On a lot of roads, the notion of a bump only being 25mm high is laughable.  In the real world, motorcycle suspension does not prevent some of the bump being transferred to the rest of the motorcycle.   Some transference is necessary or else the rider cannot feel what the bike is doing.  Bump (or “shock”) absorption occurs not only through the motorcycle suspension, but through the flexing of the tyres and indeed the motorcycle chassis.  If I recall correctly, in the early 90s, a lot of race bike manufacturers would make their frames with as little “flex” as possible in an attempt to improve the handling of their machines.  They reasoned that such an approach worked for car racing.  However, they found that some chassis flex (in certain directions) actually improved the handling of their bikes. 

In terms of components used for motorcycle suspension there are some fairly common approaches and a few that are less common.  Most modern sports-bikes consist of two front telescopic forks with internal springs controlling the front wheel and a single rear shock absorber with an external spring, controlling the rear wheel.  This is a fairly-standard evolutionary design, but by no means the only one.  Like most aspects of motorcycle design, this system is a compromise and alternative systems offer alternative advantages and disadvantages.  But that is a story for another time.

The wrong way to reach programmers

As I alluded to previously, if you are blogging to reach an audience that do not read blogs, then you’re doing it wrong I am sure there is a small percentage of programmers who want to be better at their profession but who do not know where to look, but these days this number must surely be approaching zero.  Those that will be inclined to search for good programming blogs have already done so.

Some programmers learn their craft in the approximate equivalent of a traditional trade-apprenticeship.  There is a risk though: the programmers may not be taking advice from the right channels.  In other words, the mentors in their programming journey are themselves, misled.  I do believe that as long as “students” still ask questions, they will continue to learn, despite the competence of their “mentors”. 

Despite this risk, verbal communication, feedback on progress and “learning by doing” appear to me to be the most powerful ways of learning technical skills.  At the other end of the effective learning scale, is “learning through cartoons”.  This approach may well work for young children, but I find the approach patronising!  I am wondering if there has been a sudden influx of cell-shading artists in the ranks of some of the bigger tech companies.  To be truthful, the cartoons are thinly veiled advertising for up-coming products or services, rather than an attempt at educating developers, but there is still an “undercurrent of teaching” and they are pitching to the technical end of the market. 

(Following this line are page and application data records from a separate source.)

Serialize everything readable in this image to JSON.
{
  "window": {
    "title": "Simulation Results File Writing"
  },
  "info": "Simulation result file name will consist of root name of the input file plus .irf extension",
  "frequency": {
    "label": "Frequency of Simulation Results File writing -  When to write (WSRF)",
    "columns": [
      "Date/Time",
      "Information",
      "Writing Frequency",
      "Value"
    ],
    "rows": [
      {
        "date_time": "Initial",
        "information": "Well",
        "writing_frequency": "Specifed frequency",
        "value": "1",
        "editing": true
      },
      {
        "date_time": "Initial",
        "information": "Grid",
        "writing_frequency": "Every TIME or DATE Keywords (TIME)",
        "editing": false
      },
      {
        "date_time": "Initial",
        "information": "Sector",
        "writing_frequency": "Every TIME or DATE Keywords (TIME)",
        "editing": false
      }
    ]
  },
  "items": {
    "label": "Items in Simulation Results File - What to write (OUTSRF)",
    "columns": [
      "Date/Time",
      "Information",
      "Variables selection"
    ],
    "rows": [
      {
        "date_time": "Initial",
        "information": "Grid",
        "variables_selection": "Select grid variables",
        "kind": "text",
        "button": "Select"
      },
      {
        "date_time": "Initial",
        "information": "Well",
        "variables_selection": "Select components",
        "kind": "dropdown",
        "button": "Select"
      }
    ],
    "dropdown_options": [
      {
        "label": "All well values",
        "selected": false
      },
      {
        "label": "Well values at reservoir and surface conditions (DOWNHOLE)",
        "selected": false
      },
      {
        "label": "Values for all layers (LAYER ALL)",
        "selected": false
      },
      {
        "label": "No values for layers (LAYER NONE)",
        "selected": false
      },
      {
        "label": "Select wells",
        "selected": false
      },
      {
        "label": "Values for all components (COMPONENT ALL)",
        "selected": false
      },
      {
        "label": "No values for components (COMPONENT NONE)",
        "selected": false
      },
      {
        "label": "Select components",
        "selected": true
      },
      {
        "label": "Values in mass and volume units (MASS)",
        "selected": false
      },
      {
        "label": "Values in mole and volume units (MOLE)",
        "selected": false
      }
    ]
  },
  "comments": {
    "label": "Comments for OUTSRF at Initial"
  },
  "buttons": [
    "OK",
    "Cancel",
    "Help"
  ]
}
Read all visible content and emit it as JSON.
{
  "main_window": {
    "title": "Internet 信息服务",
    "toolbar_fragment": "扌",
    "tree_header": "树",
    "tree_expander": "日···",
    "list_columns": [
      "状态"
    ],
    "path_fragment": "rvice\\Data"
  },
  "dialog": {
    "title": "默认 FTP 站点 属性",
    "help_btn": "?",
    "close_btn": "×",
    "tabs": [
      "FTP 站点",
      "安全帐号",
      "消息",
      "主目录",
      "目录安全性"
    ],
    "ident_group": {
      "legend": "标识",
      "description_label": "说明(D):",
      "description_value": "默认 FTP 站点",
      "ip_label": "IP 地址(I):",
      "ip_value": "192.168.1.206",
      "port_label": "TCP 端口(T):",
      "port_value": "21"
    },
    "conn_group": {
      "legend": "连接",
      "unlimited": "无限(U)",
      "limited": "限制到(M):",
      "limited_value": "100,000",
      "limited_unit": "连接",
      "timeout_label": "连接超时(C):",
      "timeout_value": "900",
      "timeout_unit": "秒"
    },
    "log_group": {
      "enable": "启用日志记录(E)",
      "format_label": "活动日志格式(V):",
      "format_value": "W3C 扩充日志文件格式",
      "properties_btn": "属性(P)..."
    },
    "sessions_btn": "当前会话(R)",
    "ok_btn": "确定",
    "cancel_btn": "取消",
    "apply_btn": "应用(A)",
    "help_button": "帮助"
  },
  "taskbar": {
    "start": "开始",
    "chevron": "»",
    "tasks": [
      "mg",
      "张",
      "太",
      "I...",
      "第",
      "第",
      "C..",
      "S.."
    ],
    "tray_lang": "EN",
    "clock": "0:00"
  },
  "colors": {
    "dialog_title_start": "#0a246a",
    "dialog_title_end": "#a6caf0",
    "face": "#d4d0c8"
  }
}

So far, I have only been exposed to two such cartoons.  I am fearful that they are the first of many…  The first was an introduction to the Google Chrome Web browser.  It was vaguely tolerable and not too condescending.

The second cartoon was from Microsoft.  Now I should point out that I am not a Microsoft basher.  No M$ abbreviations from me! :-) Despite a general interest in other technologies, it is programming on Microsoft Windows, that puts food on my table at the end of the day.   As a company, an IT leader and pretty much any other respect, Microsoft is not perfect, but nor is it clueless.  Which makes it harder for me to comprehend what were they thinking when they dreamed up “The Amazing Adventures of Kevlarr and the SDL.”   It really is head-shaking-ly terrible.

If you know of any other appallingly condescending cartoons for technical topics, please leave a comment.